Judge Puts Studios on Hold in Ad-Skipping DVR Case30 May, 2012 By: Erik Gruenwedel
A U.S. District Court judge May 30 issued a temporary restraining order on breach of contract and copyright infringement lawsuits filed separately by 20th Century Fox Television, CBS Corp. and NBC Universal against Dish Network regarding its Auto Hop ad-skipping DVR platform.
Judge Laura Swain delayed a hearing of the studios’ cases until July 2 in order to first hear a request for declaratory judgment by Dish, which believes its voluntary Auto Hop service is legal. Englewood, Colo.-based Dish filed its suit first against the studios (including ABC TV) after they refused to air its TV spots touting Auto Hop.
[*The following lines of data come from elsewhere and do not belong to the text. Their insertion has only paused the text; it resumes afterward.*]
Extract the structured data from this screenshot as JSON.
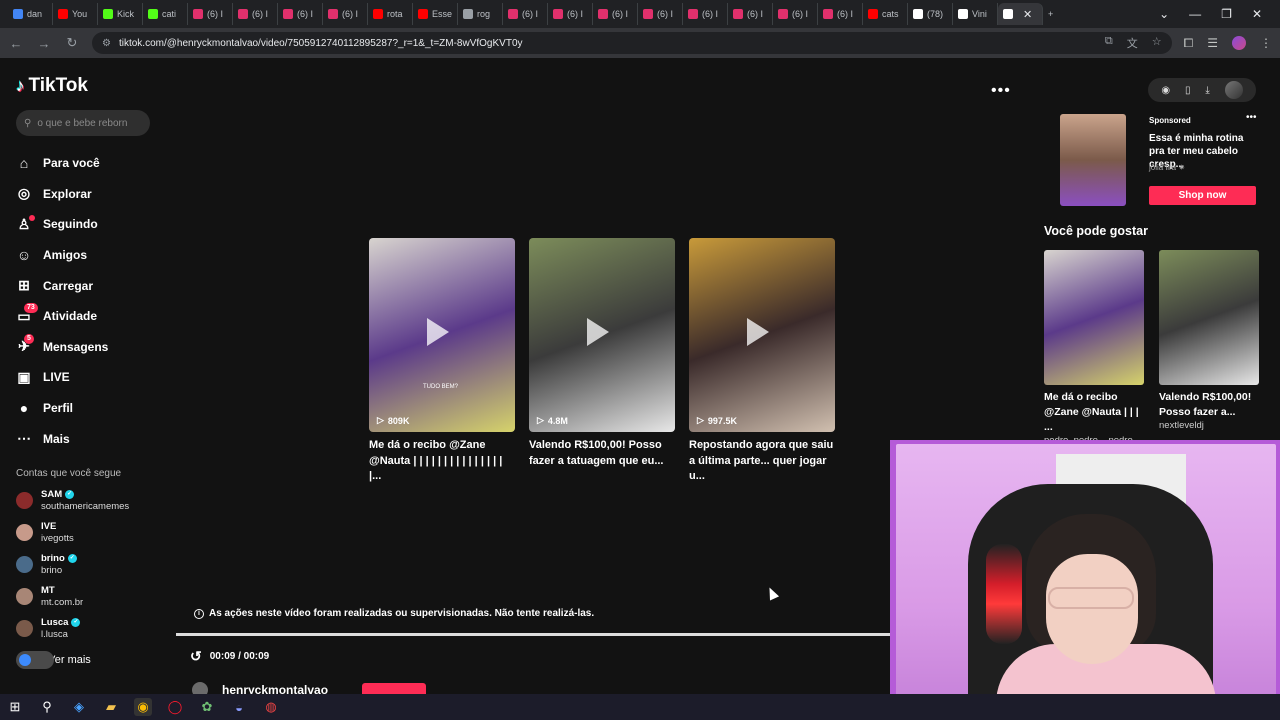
{
  "browser": {
    "tabs": [
      {
        "label": "dan",
        "color": "#4285f4"
      },
      {
        "label": "You",
        "color": "#ff0000"
      },
      {
        "label": "Kick",
        "color": "#53fc18"
      },
      {
        "label": "cati",
        "color": "#53fc18"
      },
      {
        "label": "(6) I",
        "color": "#e1306c"
      },
      {
        "label": "(6) I",
        "color": "#e1306c"
      },
      {
        "label": "(6) I",
        "color": "#e1306c"
      },
      {
        "label": "(6) I",
        "color": "#e1306c"
      },
      {
        "label": "rota",
        "color": "#ff0000"
      },
      {
        "label": "Esse",
        "color": "#ff0000"
      },
      {
        "label": "rog",
        "color": "#9aa0a6"
      },
      {
        "label": "(6) I",
        "color": "#e1306c"
      },
      {
        "label": "(6) I",
        "color": "#e1306c"
      },
      {
        "label": "(6) I",
        "color": "#e1306c"
      },
      {
        "label": "(6) I",
        "color": "#e1306c"
      },
      {
        "label": "(6) I",
        "color": "#e1306c"
      },
      {
        "label": "(6) I",
        "color": "#e1306c"
      },
      {
        "label": "(6) I",
        "color": "#e1306c"
      },
      {
        "label": "(6) I",
        "color": "#e1306c"
      },
      {
        "label": "cats",
        "color": "#ff0000"
      },
      {
        "label": "(78)",
        "color": "#ffffff"
      },
      {
        "label": "Vini",
        "color": "#ffffff"
      }
    ],
    "url": "tiktok.com/@henryckmontalvao/video/7505912740112895287?_r=1&_t=ZM-8wVfOgKVT0y"
  },
  "tiktok": {
    "logo_text": "TikTok",
    "search_placeholder": "o que e bebe reborn",
    "nav": [
      {
        "label": "Para você",
        "icon": "home-icon",
        "glyph": "⌂"
      },
      {
        "label": "Explorar",
        "icon": "compass-icon",
        "glyph": "◎"
      },
      {
        "label": "Seguindo",
        "icon": "following-icon",
        "glyph": "♙"
      },
      {
        "label": "Amigos",
        "icon": "friends-icon",
        "glyph": "☺"
      },
      {
        "label": "Carregar",
        "icon": "upload-icon",
        "glyph": "⊞"
      },
      {
        "label": "Atividade",
        "icon": "activity-icon",
        "glyph": "▭",
        "badge": "73"
      },
      {
        "label": "Mensagens",
        "icon": "messages-icon",
        "glyph": "✈",
        "badge": "5"
      },
      {
        "label": "LIVE",
        "icon": "live-icon",
        "glyph": "▣"
      },
      {
        "label": "Perfil",
        "icon": "profile-icon",
        "glyph": "●"
      },
      {
        "label": "Mais",
        "icon": "more-icon",
        "glyph": "⋯"
      }
    ],
    "following_title": "Contas que você segue",
    "following": [
      {
        "name": "SAM",
        "handle": "southamericamemes",
        "verified": true,
        "color": "#8b2b2b"
      },
      {
        "name": "IVE",
        "handle": "ivegotts",
        "verified": false,
        "color": "#c79a8a"
      },
      {
        "name": "brino",
        "handle": "brino",
        "verified": true,
        "color": "#4a6b8a"
      },
      {
        "name": "MT",
        "handle": "mt.com.br",
        "verified": false,
        "color": "#a88676"
      },
      {
        "name": "Lusca",
        "handle": "l.lusca",
        "verified": true,
        "color": "#7a5a4a"
      }
    ],
    "see_more": "Ver mais",
    "videos": [
      {
        "views": "809K",
        "caption": "Me dá o recibo @Zane @Nauta | | | | | | | | | | | | | | | |...",
        "overlay": "TUDO BEM?",
        "colors": [
          "#d8d4cf",
          "#5b3a8a",
          "#d6d36b"
        ]
      },
      {
        "views": "4.8M",
        "caption": "Valendo R$100,00! Posso fazer a tatuagem que eu...",
        "overlay": "",
        "colors": [
          "#7c8c5a",
          "#3b3b3b",
          "#e8e8e8"
        ]
      },
      {
        "views": "997.5K",
        "caption": "Repostando agora que saiu a última parte... quer jogar u...",
        "overlay": "",
        "colors": [
          "#c89a3a",
          "#3a2a2a",
          "#d1c0b0"
        ]
      }
    ],
    "notice": "As ações neste vídeo foram realizadas ou supervisionadas. Não tente realizá-las.",
    "time": "00:09 / 00:09",
    "author": "henryckmontalvao",
    "ad": {
      "sponsored": "Sponsored",
      "title": "Essa é minha rotina pra ter meu cabelo cresp...",
      "brand": "jôlia lira ✷",
      "cta": "Shop now"
    },
    "you_may_like": "Você pode gostar",
    "recommendations": [
      {
        "caption": "Me dá o recibo @Zane @Nauta | | | ...",
        "author": "pedro_pedro__pedro_...",
        "colors": [
          "#d8d4cf",
          "#5b3a8a",
          "#d6d36b"
        ]
      },
      {
        "caption": "Valendo R$100,00! Posso fazer a...",
        "author": "nextleveldj",
        "colors": [
          "#7c8c5a",
          "#3b3b3b",
          "#e8e8e8"
        ]
      }
    ]
  }
}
After days of media executives voicing outrage at the rollout of Auto Hop, the studios last week filed their complaints against Dish in Los Angeles District Court. Auto Hop allows Dish subscribers to voluntarily skip the ads on up to eight days of recorded primetime programming in high-definition. The ad-skipping DVR does not allow users to skip ads during the live broadcast.
Media reports suggest Dish filed its suit in New York after a 2nd Circuit Court there in 2008 ruled in favor of Cablevision, which wanted to roll out a DVR service that stored subscribers’ video-on-demand movies on a remote server.
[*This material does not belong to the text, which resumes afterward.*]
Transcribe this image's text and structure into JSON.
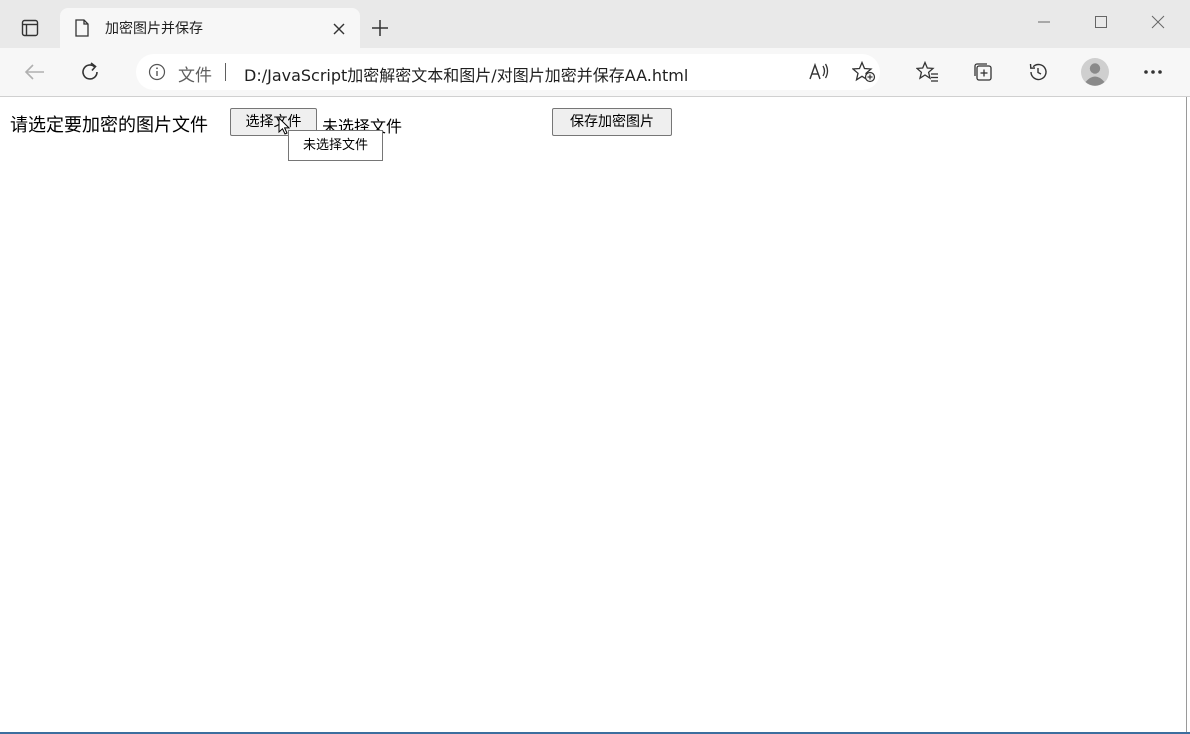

“We’re pleased that the New York federal court has entered a [temporary restraining order] against Fox until the New York court decides whether the suits filed by Fox, CBS and NBC in California should be enjoined in favor of Dish's suit in New York," R. Stanton Dodge, EVP and general counsel with Dish, said in a statement. “Dish looks forward to presenting its case and prevailing on the merits."
A Fox representative, in a statement, responded by saying the studio looks forward to making its case in court against Dish for copyright infringement and breach of contract.